— REQUIRED WORK —
Within the entries below, find every line that has the string "görüntüleme", then copy it.

(App and web page records)

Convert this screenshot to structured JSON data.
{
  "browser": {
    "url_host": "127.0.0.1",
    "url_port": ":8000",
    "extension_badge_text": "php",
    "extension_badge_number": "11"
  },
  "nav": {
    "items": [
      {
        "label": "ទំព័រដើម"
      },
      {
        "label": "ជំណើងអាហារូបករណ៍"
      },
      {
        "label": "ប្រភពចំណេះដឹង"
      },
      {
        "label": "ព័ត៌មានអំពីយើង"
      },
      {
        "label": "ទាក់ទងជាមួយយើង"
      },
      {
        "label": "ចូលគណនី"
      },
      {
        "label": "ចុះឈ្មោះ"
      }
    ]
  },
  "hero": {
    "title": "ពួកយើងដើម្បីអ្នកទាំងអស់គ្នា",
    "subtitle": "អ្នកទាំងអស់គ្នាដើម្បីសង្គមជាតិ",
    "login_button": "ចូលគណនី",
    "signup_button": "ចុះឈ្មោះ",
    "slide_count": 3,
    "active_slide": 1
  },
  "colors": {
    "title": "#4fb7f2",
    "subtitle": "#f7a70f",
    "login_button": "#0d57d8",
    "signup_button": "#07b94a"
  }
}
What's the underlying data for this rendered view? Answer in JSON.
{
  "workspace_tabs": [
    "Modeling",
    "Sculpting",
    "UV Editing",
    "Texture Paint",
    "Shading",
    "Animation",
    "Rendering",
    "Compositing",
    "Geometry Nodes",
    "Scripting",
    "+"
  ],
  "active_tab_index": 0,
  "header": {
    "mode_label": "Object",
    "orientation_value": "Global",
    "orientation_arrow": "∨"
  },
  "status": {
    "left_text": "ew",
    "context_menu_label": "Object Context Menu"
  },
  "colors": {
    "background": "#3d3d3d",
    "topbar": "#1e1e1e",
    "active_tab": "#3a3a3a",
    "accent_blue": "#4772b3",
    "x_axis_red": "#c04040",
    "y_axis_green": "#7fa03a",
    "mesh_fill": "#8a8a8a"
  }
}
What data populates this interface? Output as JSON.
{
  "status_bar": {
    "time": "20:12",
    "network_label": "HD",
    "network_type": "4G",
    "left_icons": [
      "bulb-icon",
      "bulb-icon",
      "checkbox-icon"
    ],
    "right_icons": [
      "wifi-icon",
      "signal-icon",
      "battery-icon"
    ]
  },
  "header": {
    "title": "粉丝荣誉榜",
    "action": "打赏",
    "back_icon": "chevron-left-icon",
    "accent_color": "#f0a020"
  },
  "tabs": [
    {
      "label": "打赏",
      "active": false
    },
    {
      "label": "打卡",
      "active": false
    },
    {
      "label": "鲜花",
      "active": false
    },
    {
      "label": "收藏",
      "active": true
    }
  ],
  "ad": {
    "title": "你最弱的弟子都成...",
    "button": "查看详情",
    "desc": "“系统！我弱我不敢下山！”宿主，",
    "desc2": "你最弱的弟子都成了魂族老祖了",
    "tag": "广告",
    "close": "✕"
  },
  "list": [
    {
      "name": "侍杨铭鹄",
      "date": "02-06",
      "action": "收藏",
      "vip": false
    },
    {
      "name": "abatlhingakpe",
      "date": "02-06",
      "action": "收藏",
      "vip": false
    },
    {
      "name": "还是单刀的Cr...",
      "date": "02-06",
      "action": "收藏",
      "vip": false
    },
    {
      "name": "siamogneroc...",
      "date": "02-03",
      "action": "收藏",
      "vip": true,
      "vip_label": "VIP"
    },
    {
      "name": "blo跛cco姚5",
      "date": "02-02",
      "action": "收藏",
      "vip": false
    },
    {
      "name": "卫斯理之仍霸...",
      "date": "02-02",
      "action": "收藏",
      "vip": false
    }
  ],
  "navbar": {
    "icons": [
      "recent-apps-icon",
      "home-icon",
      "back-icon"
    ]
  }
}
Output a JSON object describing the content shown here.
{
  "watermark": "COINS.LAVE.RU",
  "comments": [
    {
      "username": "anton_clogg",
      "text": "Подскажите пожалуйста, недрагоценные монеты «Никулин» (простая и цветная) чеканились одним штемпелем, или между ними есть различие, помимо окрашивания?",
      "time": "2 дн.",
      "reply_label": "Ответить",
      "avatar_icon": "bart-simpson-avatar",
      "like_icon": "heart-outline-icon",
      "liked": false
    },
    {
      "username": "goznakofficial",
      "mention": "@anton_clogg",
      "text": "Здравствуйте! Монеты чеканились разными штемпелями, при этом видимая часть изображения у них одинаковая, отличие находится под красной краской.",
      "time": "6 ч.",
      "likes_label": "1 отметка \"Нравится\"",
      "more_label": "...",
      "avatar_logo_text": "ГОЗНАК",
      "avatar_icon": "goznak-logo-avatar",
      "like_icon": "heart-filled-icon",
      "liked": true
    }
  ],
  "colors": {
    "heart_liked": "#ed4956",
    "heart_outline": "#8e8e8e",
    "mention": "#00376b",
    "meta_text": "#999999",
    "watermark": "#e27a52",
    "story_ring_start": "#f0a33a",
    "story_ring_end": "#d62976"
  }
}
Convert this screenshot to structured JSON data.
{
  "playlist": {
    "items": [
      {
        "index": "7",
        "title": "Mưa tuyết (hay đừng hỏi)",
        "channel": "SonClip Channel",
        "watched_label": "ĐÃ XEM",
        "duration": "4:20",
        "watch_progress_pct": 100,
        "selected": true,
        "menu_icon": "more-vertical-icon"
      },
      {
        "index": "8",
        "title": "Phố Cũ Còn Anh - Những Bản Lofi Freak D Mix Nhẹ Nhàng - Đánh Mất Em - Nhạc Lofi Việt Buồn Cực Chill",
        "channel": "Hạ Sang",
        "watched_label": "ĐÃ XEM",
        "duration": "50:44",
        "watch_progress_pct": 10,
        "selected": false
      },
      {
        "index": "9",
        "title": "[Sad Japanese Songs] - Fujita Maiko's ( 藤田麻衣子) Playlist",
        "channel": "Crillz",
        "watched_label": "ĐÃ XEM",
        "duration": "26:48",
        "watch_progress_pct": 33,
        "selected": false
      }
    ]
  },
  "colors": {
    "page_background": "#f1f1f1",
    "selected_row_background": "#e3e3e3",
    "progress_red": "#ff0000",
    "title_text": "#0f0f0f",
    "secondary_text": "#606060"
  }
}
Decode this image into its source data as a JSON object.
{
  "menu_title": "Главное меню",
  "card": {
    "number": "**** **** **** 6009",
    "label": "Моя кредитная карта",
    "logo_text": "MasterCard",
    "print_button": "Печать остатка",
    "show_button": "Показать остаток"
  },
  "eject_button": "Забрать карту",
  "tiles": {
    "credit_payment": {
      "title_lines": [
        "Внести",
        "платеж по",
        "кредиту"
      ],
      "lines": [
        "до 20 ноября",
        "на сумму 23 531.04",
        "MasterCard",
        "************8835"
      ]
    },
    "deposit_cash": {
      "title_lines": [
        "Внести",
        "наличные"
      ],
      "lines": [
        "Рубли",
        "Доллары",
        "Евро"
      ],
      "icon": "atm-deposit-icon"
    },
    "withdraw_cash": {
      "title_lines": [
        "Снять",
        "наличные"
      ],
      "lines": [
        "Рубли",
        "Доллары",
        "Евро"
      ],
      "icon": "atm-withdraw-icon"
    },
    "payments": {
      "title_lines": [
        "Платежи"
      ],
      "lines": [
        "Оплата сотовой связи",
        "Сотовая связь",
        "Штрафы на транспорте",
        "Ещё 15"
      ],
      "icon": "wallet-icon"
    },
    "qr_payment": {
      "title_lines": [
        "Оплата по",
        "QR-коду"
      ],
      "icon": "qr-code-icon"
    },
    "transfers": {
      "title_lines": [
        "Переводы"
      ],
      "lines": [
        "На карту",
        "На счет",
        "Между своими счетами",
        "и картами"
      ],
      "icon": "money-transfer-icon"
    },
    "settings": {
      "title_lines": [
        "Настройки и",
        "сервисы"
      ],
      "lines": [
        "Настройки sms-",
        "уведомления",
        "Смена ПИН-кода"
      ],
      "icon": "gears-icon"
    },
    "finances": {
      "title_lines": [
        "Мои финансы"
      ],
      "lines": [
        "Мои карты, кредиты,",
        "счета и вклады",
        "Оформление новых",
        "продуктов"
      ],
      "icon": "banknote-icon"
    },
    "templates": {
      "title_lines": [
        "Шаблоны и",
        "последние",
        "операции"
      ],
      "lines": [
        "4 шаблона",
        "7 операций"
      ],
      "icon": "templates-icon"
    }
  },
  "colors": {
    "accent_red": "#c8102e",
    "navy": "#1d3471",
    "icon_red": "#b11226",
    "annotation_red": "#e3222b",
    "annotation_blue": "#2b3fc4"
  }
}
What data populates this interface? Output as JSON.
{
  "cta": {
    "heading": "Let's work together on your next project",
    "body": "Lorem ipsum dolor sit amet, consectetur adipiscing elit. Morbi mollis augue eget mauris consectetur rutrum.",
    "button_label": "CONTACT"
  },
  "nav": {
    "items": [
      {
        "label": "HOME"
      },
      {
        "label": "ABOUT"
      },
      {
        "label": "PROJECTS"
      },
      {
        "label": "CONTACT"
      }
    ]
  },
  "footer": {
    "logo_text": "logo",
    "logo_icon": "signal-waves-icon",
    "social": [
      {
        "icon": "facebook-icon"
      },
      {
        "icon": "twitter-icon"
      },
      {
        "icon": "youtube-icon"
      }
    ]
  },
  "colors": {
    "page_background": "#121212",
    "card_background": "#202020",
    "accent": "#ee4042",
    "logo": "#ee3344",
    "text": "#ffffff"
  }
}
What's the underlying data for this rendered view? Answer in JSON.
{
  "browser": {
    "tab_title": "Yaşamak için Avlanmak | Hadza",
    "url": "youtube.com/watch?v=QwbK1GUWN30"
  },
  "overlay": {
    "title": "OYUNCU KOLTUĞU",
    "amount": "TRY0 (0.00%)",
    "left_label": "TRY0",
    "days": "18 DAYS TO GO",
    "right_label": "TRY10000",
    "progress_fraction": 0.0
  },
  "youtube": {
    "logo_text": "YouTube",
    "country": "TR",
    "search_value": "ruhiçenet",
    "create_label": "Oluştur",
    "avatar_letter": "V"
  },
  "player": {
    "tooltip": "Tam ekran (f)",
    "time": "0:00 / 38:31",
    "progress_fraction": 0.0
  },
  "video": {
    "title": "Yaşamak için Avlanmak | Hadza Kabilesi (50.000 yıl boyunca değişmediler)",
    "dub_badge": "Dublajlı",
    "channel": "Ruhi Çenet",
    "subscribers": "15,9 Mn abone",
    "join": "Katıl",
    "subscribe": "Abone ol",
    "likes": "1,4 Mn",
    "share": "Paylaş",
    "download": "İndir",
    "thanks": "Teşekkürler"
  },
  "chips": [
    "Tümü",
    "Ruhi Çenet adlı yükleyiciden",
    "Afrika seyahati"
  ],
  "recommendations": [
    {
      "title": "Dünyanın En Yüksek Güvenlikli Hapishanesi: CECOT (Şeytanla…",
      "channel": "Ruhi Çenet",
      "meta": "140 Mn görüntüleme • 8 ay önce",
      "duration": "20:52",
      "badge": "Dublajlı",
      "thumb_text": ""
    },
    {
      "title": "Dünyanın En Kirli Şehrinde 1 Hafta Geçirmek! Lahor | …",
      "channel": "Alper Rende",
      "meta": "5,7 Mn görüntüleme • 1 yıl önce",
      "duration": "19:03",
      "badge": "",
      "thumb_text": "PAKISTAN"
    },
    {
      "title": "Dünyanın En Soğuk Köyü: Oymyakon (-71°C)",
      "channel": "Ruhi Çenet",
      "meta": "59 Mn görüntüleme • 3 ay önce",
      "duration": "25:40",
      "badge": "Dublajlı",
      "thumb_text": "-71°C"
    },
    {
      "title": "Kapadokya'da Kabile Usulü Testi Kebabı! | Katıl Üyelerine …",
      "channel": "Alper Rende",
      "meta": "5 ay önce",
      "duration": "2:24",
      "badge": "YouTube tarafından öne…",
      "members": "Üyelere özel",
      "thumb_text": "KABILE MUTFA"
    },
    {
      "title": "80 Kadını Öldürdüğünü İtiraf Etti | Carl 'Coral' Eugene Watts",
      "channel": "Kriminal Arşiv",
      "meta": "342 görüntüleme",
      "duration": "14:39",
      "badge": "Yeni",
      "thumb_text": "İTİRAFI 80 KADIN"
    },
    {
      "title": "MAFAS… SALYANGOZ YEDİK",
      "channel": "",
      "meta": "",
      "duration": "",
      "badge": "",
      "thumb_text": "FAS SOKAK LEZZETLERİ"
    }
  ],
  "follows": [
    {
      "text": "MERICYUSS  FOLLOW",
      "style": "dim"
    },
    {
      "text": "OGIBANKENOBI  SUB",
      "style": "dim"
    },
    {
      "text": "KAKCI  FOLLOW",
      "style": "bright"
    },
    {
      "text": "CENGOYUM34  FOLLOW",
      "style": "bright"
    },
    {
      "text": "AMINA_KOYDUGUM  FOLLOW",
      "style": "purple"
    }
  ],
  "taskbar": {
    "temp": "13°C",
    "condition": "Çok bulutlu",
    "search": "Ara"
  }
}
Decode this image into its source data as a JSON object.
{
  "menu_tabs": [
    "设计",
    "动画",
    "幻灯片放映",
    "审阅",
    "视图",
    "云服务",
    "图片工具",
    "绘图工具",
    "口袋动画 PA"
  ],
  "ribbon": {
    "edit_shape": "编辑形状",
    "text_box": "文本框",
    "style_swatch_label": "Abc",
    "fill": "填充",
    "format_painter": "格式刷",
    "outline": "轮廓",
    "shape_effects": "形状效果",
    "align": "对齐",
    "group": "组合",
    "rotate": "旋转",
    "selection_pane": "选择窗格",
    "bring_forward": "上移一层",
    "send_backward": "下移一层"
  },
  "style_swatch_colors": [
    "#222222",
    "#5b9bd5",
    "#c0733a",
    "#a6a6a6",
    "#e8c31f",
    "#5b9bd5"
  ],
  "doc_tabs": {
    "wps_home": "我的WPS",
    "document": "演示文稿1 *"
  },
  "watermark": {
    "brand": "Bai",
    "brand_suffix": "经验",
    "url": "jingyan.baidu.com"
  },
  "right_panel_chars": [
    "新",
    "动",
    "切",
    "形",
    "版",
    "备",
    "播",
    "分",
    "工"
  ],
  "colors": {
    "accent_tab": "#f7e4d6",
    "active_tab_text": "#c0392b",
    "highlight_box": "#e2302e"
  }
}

— SOLUTION FOR THIS TASK —
      "meta": "140 Mn görüntüleme • 8 ay önce",
      "meta": "5,7 Mn görüntüleme • 1 yıl önce",
      "meta": "59 Mn görüntüleme • 3 ay önce",
      "meta": "342 görüntüleme",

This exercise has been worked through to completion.